Task prompt: Set down each line of the data below exactly.

Exercise material:

* * * * * * *

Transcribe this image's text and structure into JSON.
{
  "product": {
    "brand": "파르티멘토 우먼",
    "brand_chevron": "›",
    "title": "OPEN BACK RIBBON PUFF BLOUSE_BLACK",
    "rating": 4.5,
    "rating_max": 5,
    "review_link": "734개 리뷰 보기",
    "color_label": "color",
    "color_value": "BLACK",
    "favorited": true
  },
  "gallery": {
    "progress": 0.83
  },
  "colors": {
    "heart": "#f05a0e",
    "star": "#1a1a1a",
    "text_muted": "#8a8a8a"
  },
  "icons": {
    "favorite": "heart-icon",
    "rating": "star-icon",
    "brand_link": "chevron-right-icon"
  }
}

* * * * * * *

The answer:
Transcribe this image's text and structure into JSON.
{
  "product": {
    "brand": "파르티멘토 우먼",
    "brand_chevron": "›",
    "title": "OPEN BACK RIBBON PUFF BLOUSE_BLACK",
    "rating": 4.5,
    "rating_max": 5,
    "review_link": "734개 리뷰 보기",
    "color_label": "color",
    "color_value": "BLACK",
    "favorited": true
  },
  "gallery": {
    "progress": 0.83
  },
  "colors": {
    "heart": "#f05a0e",
    "star": "#1a1a1a",
    "text_muted": "#8a8a8a"
  },
  "icons": {
    "favorite": "heart-icon",
    "rating": "star-icon",
    "brand_link": "chevron-right-icon"
  }
}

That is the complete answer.